Christiane Amanpour speaks with Thai Prime Minister Yingluck Shinawatra about the crash of Malaysian Airlines Flight 370.
March 10, 2014 -- Updated 0300 GMT (1100 HKT)
Aaron Miller says even those with little knowledge of Ukraine should spot the myths we've heard.
March 10, 2014 -- Updated 2214 GMT (0614 HKT)
The father of Sandy Hook Elementary School shooter Adam Lanza said his son would have killed him if he'd had the opportunity.
Track star Oscar Pistorius is accused of killing his girlfriend, Reeva Steenkamp. Follow live updates of South Africa's trial of the century.
March 10, 2014 -- Updated 1342 GMT (2142 HKT)
Too lazy to have a shower? Worry no more, there's a lotion for that.
March 10, 2014 -- Updated 0500 GMT (1300 HKT)
A man-eating tiger is sparking terror in India, having killed at least 10 people in 6 weeks. Sumnima Udas reports.
March 10, 2014 -- Updated 1159 GMT (1959 HKT)
This is ballet, but not as you know it. For one, there's not a ballerina in sight.
March 10, 2014 -- Updated 2023 GMT (0423 HKT)
In some ways, the "Pope Francis effect" doesn't seem very effective at all.
March 10, 2014 -- Updated 0156 GMT (0956 HKT)

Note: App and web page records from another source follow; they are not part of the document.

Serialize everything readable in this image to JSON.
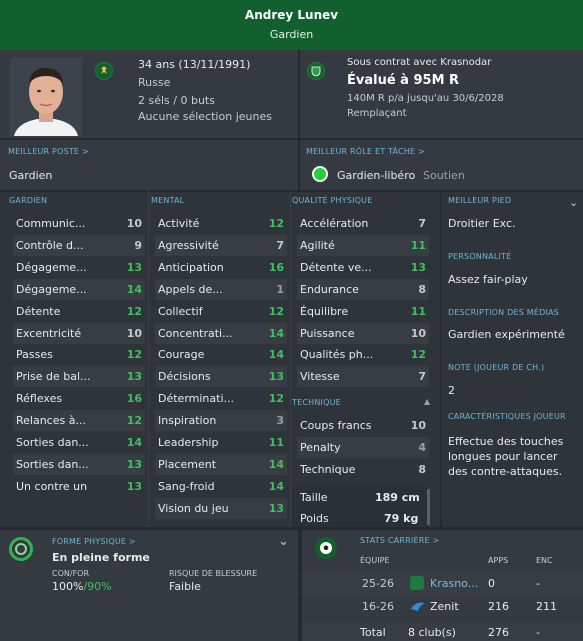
{
  "header": {
    "name": "Andrey Lunev",
    "role": "Gardien"
  },
  "profile": {
    "age": "34 ans (13/11/1991)",
    "nation": "Russe",
    "caps": "2 séls / 0 buts",
    "youth": "Aucune sélection jeunes"
  },
  "contract": {
    "status": "Sous contrat avec Krasnodar",
    "value": "Évalué à 95M R",
    "wage": "140M R p/a jusqu'au 30/6/2028",
    "squad_role": "Remplaçant"
  },
  "best_position": {
    "title": "MEILLEUR POSTE",
    "arrow": ">",
    "value": "Gardien"
  },
  "best_role": {
    "title": "MEILLEUR RÔLE ET TÂCHE",
    "arrow": ">",
    "role": "Gardien-libéro",
    "duty": "Soutien",
    "color": "#21d03a"
  },
  "goalkeeping": {
    "title": "GARDIEN",
    "items": [
      {
        "name": "Communic...",
        "value": "10"
      },
      {
        "name": "Contrôle d...",
        "value": "9"
      },
      {
        "name": "Dégageme...",
        "value": "13"
      },
      {
        "name": "Dégageme...",
        "value": "14"
      },
      {
        "name": "Détente",
        "value": "12"
      },
      {
        "name": "Excentricité",
        "value": "10"
      },
      {
        "name": "Passes",
        "value": "12"
      },
      {
        "name": "Prise de bal...",
        "value": "13"
      },
      {
        "name": "Réflexes",
        "value": "16"
      },
      {
        "name": "Relances à...",
        "value": "12"
      },
      {
        "name": "Sorties dan...",
        "value": "14"
      },
      {
        "name": "Sorties dan...",
        "value": "13"
      },
      {
        "name": "Un contre un",
        "value": "13"
      }
    ]
  },
  "mental": {
    "title": "MENTAL",
    "items": [
      {
        "name": "Activité",
        "value": "12"
      },
      {
        "name": "Agressivité",
        "value": "7"
      },
      {
        "name": "Anticipation",
        "value": "16"
      },
      {
        "name": "Appels de...",
        "value": "1"
      },
      {
        "name": "Collectif",
        "value": "12"
      },
      {
        "name": "Concentrati...",
        "value": "14"
      },
      {
        "name": "Courage",
        "value": "14"
      },
      {
        "name": "Décisions",
        "value": "13"
      },
      {
        "name": "Déterminati...",
        "value": "12"
      },
      {
        "name": "Inspiration",
        "value": "3"
      },
      {
        "name": "Leadership",
        "value": "11"
      },
      {
        "name": "Placement",
        "value": "14"
      },
      {
        "name": "Sang-froid",
        "value": "14"
      },
      {
        "name": "Vision du jeu",
        "value": "13"
      }
    ]
  },
  "physical": {
    "title": "QUALITÉ PHYSIQUE",
    "items": [
      {
        "name": "Accélération",
        "value": "7"
      },
      {
        "name": "Agilité",
        "value": "11"
      },
      {
        "name": "Détente ve...",
        "value": "13"
      },
      {
        "name": "Endurance",
        "value": "8"
      },
      {
        "name": "Équilibre",
        "value": "11"
      },
      {
        "name": "Puissance",
        "value": "10"
      },
      {
        "name": "Qualités ph...",
        "value": "12"
      },
      {
        "name": "Vitesse",
        "value": "7"
      }
    ]
  },
  "technical": {
    "title": "TECHNIQUE",
    "items": [
      {
        "name": "Coups francs",
        "value": "10"
      },
      {
        "name": "Penalty",
        "value": "4"
      },
      {
        "name": "Technique",
        "value": "8"
      }
    ]
  },
  "body": {
    "height_label": "Taille",
    "height": "189 cm",
    "weight_label": "Poids",
    "weight": "79 kg"
  },
  "right": {
    "foot_title": "MEILLEUR PIED",
    "foot": "Droitier Exc.",
    "pers_title": "PERSONNALITÉ",
    "pers": "Assez fair-play",
    "media_title": "DESCRIPTION DES MÉDIAS",
    "media": "Gardien expérimenté",
    "note_title": "NOTE (JOUEUR DE CH.)",
    "note": "2",
    "traits_title": "CARACTÉRISTIQUES JOUEUR",
    "traits": "Effectue des touches longues pour lancer des contre-attaques."
  },
  "fitness": {
    "title": "FORME PHYSIQUE",
    "arrow": ">",
    "state": "En pleine forme",
    "cond_label": "CON/FOR",
    "cond_value": "100%",
    "sharp_value": "/90%",
    "risk_label": "RISQUE DE BLESSURE",
    "risk_value": "Faible"
  },
  "career": {
    "title": "STATS CARRIÈRE",
    "arrow": ">",
    "cols": [
      "ÉQUIPE",
      "APPS",
      "ENC"
    ],
    "rows": [
      {
        "season": "25-26",
        "club": "Krasno...",
        "apps": "0",
        "conc": "-"
      },
      {
        "season": "16-26",
        "club": "Zenit",
        "apps": "216",
        "conc": "211"
      }
    ],
    "total": {
      "label": "Total",
      "clubs": "8 club(s)",
      "apps": "276",
      "conc": "-"
    }
  }
}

There are five kinds of online user review -- and four of them are almost completely worthless.
March 10, 2014 -- Updated 2211 GMT (0611 HKT)
Browse through images you don't always see on news reports from CNN teams around the world.
What we commonly call the Web is really just the surface. Beneath that is a vast, mostly uncharted ocean called the Deep Web.
Today's five most popular stories